▶ Exercise materials
^^^^

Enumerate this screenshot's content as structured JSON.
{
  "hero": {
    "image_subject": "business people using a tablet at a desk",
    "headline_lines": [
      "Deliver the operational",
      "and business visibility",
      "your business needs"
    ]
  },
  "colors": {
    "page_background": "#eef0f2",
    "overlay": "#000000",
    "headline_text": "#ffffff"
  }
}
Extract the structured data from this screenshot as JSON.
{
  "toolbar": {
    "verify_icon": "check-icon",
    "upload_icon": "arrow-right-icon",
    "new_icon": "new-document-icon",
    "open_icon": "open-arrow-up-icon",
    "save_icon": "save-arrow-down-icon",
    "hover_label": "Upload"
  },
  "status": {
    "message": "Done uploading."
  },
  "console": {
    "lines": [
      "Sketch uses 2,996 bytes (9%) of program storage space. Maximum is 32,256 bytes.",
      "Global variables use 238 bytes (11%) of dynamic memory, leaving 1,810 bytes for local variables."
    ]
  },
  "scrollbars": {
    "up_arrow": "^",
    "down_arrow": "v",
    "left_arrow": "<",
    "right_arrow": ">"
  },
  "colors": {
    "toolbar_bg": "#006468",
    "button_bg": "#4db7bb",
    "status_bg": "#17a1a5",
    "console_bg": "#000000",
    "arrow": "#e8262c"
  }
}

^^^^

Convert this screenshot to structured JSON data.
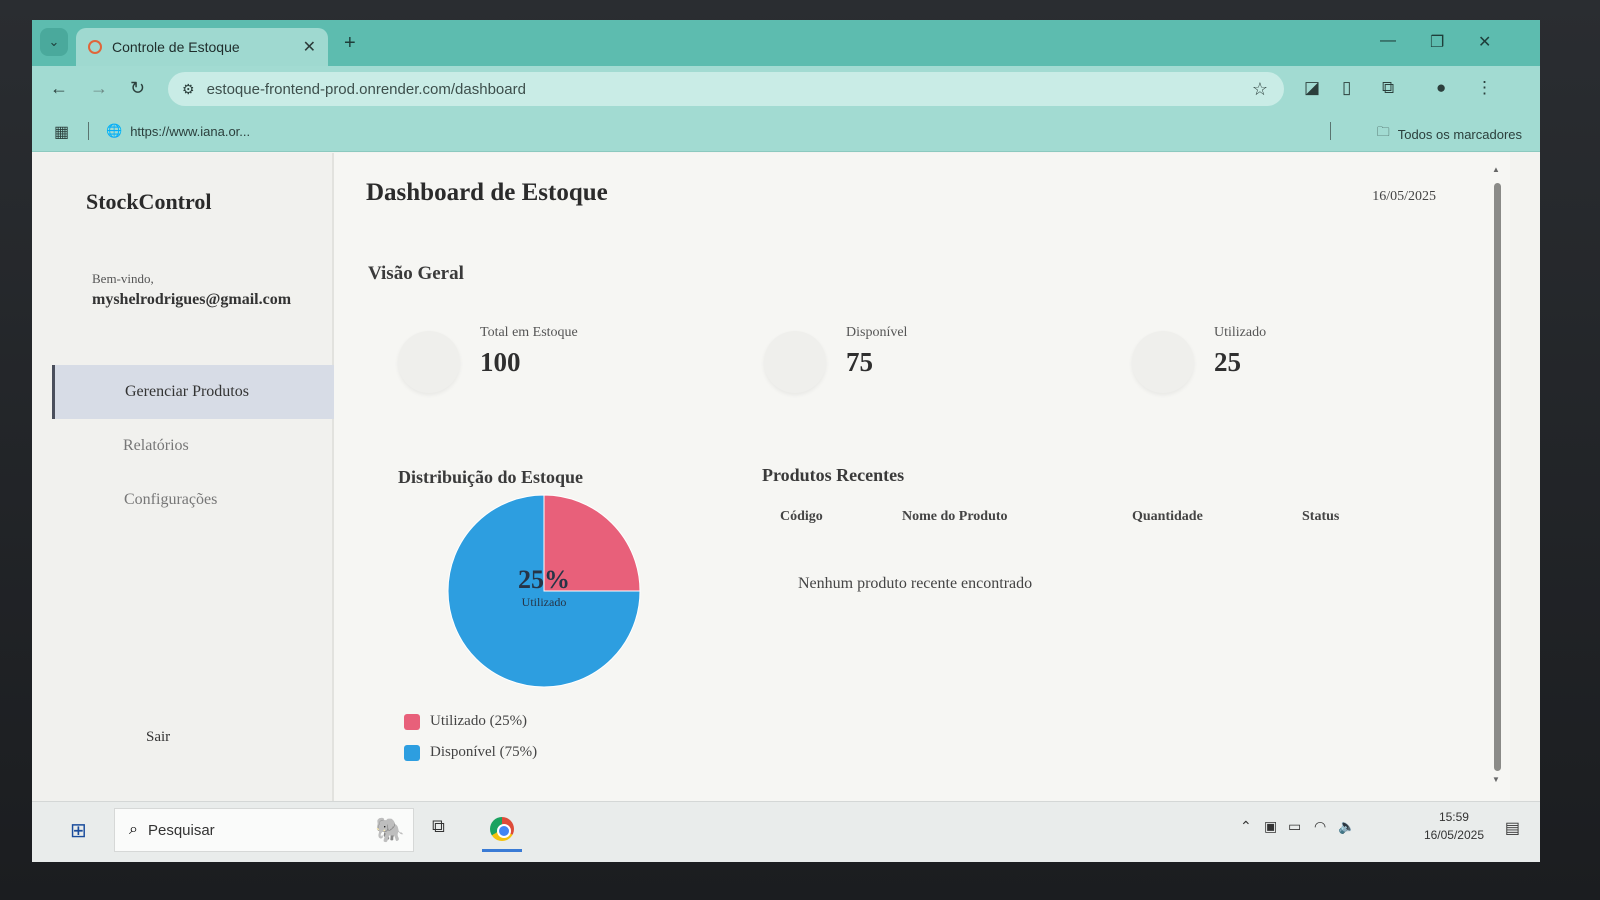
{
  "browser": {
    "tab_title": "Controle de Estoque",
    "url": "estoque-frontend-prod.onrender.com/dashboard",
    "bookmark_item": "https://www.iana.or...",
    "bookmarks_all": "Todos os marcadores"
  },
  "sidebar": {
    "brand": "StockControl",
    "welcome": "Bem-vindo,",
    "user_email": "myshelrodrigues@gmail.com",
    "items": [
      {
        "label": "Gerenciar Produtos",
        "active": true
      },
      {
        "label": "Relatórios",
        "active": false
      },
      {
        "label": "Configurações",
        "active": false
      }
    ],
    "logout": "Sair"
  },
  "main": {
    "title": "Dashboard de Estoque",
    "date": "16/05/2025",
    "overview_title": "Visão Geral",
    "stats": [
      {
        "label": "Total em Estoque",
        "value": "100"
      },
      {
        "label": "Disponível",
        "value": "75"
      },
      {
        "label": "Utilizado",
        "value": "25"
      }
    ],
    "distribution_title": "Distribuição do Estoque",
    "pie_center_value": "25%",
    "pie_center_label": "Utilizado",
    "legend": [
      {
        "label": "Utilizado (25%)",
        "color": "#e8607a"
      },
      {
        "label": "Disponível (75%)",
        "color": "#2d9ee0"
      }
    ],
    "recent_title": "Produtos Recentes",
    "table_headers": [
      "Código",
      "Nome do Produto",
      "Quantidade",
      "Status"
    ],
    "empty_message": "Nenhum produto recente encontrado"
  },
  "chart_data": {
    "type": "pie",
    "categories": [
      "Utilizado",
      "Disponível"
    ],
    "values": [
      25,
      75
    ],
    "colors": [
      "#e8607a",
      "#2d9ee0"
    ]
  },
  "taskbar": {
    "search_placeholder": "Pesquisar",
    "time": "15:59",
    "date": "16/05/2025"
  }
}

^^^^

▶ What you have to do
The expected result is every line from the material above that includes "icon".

▶ Task response
    "verify_icon": "check-icon",
    "upload_icon": "arrow-right-icon",
    "new_icon": "new-document-icon",
    "open_icon": "open-arrow-up-icon",
    "save_icon": "save-arrow-down-icon",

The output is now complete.